| PROBLEM DETAILS |
All of the data that follows needs to be printed again, exactly as it reads.

[Dataset rows describing interfaces]
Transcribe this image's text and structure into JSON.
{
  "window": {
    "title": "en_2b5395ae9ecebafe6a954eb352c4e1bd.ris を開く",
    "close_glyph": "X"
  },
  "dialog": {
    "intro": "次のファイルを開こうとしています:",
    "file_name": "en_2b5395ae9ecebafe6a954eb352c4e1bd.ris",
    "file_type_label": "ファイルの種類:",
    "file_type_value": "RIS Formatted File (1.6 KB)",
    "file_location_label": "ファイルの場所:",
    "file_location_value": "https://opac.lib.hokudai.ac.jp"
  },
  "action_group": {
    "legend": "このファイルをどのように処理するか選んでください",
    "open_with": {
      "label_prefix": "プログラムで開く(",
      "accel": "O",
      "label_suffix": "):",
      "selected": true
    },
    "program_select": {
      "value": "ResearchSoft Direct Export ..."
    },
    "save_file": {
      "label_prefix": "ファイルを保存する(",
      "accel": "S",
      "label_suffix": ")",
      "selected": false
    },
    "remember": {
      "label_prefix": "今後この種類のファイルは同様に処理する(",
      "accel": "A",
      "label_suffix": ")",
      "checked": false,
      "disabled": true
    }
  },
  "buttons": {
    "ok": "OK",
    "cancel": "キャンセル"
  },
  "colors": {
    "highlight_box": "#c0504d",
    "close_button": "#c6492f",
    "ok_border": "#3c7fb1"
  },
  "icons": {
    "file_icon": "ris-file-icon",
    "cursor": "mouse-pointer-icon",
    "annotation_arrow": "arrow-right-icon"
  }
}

| ANSWER TO THE PROBLEM |
Transcribe this image's text and structure into JSON.
{
  "window": {
    "title": "en_2b5395ae9ecebafe6a954eb352c4e1bd.ris を開く",
    "close_glyph": "X"
  },
  "dialog": {
    "intro": "次のファイルを開こうとしています:",
    "file_name": "en_2b5395ae9ecebafe6a954eb352c4e1bd.ris",
    "file_type_label": "ファイルの種類:",
    "file_type_value": "RIS Formatted File (1.6 KB)",
    "file_location_label": "ファイルの場所:",
    "file_location_value": "https://opac.lib.hokudai.ac.jp"
  },
  "action_group": {
    "legend": "このファイルをどのように処理するか選んでください",
    "open_with": {
      "label_prefix": "プログラムで開く(",
      "accel": "O",
      "label_suffix": "):",
      "selected": true
    },
    "program_select": {
      "value": "ResearchSoft Direct Export ..."
    },
    "save_file": {
      "label_prefix": "ファイルを保存する(",
      "accel": "S",
      "label_suffix": ")",
      "selected": false
    },
    "remember": {
      "label_prefix": "今後この種類のファイルは同様に処理する(",
      "accel": "A",
      "label_suffix": ")",
      "checked": false,
      "disabled": true
    }
  },
  "buttons": {
    "ok": "OK",
    "cancel": "キャンセル"
  },
  "colors": {
    "highlight_box": "#c0504d",
    "close_button": "#c6492f",
    "ok_border": "#3c7fb1"
  },
  "icons": {
    "file_icon": "ris-file-icon",
    "cursor": "mouse-pointer-icon",
    "annotation_arrow": "arrow-right-icon"
  }
}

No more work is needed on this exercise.